Items from a dataset
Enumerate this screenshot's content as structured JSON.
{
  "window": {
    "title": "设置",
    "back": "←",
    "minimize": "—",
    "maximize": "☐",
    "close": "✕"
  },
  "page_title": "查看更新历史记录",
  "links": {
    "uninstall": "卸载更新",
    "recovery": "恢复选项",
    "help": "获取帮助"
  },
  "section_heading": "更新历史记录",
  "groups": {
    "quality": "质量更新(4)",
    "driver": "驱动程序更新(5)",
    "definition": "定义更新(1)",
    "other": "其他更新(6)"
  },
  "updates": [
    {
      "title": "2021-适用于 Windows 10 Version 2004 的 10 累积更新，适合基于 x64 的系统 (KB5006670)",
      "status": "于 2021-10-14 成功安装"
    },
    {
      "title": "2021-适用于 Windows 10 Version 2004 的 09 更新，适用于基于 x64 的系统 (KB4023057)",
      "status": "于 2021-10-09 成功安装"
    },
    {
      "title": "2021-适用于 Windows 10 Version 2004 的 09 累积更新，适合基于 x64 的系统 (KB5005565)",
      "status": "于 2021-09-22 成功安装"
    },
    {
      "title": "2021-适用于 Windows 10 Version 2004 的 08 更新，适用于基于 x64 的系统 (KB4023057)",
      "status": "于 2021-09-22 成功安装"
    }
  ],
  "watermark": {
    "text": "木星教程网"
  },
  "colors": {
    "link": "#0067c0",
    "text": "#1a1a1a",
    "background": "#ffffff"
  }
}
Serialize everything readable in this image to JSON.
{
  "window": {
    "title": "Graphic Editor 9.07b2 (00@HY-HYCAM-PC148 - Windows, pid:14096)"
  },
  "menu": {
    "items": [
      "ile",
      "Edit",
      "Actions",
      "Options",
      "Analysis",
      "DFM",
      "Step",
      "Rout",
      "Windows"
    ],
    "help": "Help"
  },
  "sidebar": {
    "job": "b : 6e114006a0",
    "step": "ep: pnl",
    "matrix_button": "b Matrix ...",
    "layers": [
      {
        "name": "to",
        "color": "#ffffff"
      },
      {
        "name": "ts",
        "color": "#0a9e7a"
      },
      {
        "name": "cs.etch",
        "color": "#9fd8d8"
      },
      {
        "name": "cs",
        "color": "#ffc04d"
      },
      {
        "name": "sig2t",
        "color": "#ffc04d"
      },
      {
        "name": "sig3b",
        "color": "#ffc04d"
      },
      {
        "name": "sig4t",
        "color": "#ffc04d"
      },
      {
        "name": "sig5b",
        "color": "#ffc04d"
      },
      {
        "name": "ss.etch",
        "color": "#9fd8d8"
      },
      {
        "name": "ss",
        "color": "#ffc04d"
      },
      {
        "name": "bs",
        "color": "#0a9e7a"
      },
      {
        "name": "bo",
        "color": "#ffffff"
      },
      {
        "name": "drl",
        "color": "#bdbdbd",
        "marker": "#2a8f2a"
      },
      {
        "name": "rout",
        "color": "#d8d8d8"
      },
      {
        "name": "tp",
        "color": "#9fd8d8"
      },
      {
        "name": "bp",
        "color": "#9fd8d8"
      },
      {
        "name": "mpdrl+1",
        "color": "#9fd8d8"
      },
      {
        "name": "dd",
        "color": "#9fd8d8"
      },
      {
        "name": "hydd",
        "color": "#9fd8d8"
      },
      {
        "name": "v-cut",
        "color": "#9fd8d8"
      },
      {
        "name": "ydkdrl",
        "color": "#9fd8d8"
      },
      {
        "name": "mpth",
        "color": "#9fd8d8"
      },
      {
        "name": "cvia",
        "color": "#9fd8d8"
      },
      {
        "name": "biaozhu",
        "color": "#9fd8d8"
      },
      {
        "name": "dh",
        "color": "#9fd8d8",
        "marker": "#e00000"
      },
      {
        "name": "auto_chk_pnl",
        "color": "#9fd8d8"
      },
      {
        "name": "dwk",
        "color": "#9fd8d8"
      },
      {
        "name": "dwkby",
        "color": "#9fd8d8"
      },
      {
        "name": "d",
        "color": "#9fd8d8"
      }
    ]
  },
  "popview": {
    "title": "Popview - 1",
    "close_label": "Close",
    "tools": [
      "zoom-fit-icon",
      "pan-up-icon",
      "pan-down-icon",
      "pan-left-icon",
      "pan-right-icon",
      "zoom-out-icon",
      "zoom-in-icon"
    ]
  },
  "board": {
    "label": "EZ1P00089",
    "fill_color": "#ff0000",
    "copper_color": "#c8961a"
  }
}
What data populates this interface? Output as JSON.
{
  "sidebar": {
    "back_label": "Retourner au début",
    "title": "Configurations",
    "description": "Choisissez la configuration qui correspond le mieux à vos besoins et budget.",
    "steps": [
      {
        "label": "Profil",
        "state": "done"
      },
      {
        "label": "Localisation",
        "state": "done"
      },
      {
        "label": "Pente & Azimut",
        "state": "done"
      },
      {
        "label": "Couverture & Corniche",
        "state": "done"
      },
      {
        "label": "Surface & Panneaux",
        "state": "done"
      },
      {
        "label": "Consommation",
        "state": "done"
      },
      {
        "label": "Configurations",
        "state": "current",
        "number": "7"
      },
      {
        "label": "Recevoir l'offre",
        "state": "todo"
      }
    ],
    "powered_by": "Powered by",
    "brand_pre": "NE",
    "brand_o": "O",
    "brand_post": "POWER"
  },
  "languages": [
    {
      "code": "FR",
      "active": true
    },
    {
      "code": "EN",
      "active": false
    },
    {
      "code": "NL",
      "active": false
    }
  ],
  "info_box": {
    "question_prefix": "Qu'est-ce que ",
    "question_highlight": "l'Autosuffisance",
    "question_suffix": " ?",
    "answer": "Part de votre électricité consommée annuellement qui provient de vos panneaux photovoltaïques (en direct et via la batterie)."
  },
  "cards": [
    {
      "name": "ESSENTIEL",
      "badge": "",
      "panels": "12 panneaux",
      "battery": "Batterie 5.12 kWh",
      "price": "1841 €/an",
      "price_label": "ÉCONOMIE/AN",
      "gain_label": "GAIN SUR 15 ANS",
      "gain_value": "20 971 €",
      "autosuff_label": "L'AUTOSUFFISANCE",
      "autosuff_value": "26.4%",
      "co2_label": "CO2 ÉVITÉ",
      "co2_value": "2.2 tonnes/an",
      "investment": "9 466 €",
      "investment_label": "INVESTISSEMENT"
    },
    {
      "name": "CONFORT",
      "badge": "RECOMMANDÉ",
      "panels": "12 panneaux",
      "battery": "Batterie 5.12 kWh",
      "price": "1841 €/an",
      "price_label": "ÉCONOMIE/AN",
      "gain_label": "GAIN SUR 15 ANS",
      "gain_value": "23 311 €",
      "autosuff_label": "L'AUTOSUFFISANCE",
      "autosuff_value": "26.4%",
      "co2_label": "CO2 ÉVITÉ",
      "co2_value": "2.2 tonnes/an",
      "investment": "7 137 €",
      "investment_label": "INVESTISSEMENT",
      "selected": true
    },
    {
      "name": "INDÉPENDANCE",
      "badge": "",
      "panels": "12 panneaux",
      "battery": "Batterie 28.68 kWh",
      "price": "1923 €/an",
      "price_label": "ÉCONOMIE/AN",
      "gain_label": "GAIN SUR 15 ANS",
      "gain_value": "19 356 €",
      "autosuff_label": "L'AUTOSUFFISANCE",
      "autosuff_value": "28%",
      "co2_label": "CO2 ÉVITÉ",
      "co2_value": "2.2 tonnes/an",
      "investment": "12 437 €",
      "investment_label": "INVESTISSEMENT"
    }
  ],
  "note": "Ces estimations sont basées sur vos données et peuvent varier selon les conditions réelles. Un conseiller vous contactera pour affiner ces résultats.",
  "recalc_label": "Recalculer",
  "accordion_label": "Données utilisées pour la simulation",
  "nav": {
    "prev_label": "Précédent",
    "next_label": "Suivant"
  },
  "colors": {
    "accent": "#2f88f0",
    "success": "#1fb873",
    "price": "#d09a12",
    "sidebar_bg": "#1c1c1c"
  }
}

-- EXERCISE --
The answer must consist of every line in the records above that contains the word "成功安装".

-- SOLUTION --
      "status": "于 2021-10-14 成功安装"
      "status": "于 2021-10-09 成功安装"
      "status": "于 2021-09-22 成功安装"
      "status": "于 2021-09-22 成功安装"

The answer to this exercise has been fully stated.